* Problem description *
Could you set down every record below exactly as it appears?

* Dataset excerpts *
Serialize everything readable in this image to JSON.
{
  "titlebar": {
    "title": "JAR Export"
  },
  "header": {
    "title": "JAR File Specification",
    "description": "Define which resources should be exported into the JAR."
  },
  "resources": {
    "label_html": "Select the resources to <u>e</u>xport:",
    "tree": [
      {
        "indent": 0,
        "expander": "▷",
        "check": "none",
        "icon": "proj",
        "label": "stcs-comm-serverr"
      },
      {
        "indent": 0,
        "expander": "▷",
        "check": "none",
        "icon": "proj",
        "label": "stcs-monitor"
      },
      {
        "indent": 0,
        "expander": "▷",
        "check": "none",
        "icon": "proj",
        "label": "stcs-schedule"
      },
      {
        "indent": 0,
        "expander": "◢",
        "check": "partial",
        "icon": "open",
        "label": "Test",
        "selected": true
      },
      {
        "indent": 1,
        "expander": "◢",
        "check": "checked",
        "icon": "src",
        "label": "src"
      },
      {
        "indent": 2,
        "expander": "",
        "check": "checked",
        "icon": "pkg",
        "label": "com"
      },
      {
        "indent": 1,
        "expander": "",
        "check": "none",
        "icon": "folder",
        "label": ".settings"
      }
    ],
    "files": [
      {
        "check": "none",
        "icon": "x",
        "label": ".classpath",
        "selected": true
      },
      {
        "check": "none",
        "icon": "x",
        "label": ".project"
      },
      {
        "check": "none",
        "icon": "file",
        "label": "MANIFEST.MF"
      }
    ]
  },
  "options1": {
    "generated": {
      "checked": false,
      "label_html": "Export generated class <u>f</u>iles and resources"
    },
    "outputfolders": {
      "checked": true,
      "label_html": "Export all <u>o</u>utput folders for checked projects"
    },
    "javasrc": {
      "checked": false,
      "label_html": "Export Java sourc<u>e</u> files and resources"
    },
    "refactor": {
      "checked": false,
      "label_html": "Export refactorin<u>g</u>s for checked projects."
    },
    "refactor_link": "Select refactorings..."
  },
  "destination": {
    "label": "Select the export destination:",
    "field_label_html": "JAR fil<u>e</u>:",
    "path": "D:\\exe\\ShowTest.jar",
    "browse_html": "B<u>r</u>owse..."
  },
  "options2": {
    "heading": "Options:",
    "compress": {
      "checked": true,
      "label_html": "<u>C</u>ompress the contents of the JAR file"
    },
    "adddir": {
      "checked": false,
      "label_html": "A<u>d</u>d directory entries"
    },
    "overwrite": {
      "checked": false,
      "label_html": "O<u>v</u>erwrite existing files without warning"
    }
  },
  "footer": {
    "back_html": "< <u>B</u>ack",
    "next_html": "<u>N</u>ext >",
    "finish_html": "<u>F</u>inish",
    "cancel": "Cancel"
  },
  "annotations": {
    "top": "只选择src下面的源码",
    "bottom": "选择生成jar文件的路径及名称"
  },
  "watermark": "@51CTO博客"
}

* Exercise answer *
Serialize everything readable in this image to JSON.
{
  "titlebar": {
    "title": "JAR Export"
  },
  "header": {
    "title": "JAR File Specification",
    "description": "Define which resources should be exported into the JAR."
  },
  "resources": {
    "label_html": "Select the resources to <u>e</u>xport:",
    "tree": [
      {
        "indent": 0,
        "expander": "▷",
        "check": "none",
        "icon": "proj",
        "label": "stcs-comm-serverr"
      },
      {
        "indent": 0,
        "expander": "▷",
        "check": "none",
        "icon": "proj",
        "label": "stcs-monitor"
      },
      {
        "indent": 0,
        "expander": "▷",
        "check": "none",
        "icon": "proj",
        "label": "stcs-schedule"
      },
      {
        "indent": 0,
        "expander": "◢",
        "check": "partial",
        "icon": "open",
        "label": "Test",
        "selected": true
      },
      {
        "indent": 1,
        "expander": "◢",
        "check": "checked",
        "icon": "src",
        "label": "src"
      },
      {
        "indent": 2,
        "expander": "",
        "check": "checked",
        "icon": "pkg",
        "label": "com"
      },
      {
        "indent": 1,
        "expander": "",
        "check": "none",
        "icon": "folder",
        "label": ".settings"
      }
    ],
    "files": [
      {
        "check": "none",
        "icon": "x",
        "label": ".classpath",
        "selected": true
      },
      {
        "check": "none",
        "icon": "x",
        "label": ".project"
      },
      {
        "check": "none",
        "icon": "file",
        "label": "MANIFEST.MF"
      }
    ]
  },
  "options1": {
    "generated": {
      "checked": false,
      "label_html": "Export generated class <u>f</u>iles and resources"
    },
    "outputfolders": {
      "checked": true,
      "label_html": "Export all <u>o</u>utput folders for checked projects"
    },
    "javasrc": {
      "checked": false,
      "label_html": "Export Java sourc<u>e</u> files and resources"
    },
    "refactor": {
      "checked": false,
      "label_html": "Export refactorin<u>g</u>s for checked projects."
    },
    "refactor_link": "Select refactorings..."
  },
  "destination": {
    "label": "Select the export destination:",
    "field_label_html": "JAR fil<u>e</u>:",
    "path": "D:\\exe\\ShowTest.jar",
    "browse_html": "B<u>r</u>owse..."
  },
  "options2": {
    "heading": "Options:",
    "compress": {
      "checked": true,
      "label_html": "<u>C</u>ompress the contents of the JAR file"
    },
    "adddir": {
      "checked": false,
      "label_html": "A<u>d</u>d directory entries"
    },
    "overwrite": {
      "checked": false,
      "label_html": "O<u>v</u>erwrite existing files without warning"
    }
  },
  "footer": {
    "back_html": "< <u>B</u>ack",
    "next_html": "<u>N</u>ext >",
    "finish_html": "<u>F</u>inish",
    "cancel": "Cancel"
  },
  "annotations": {
    "top": "只选择src下面的源码",
    "bottom": "选择生成jar文件的路径及名称"
  },
  "watermark": "@51CTO博客"
}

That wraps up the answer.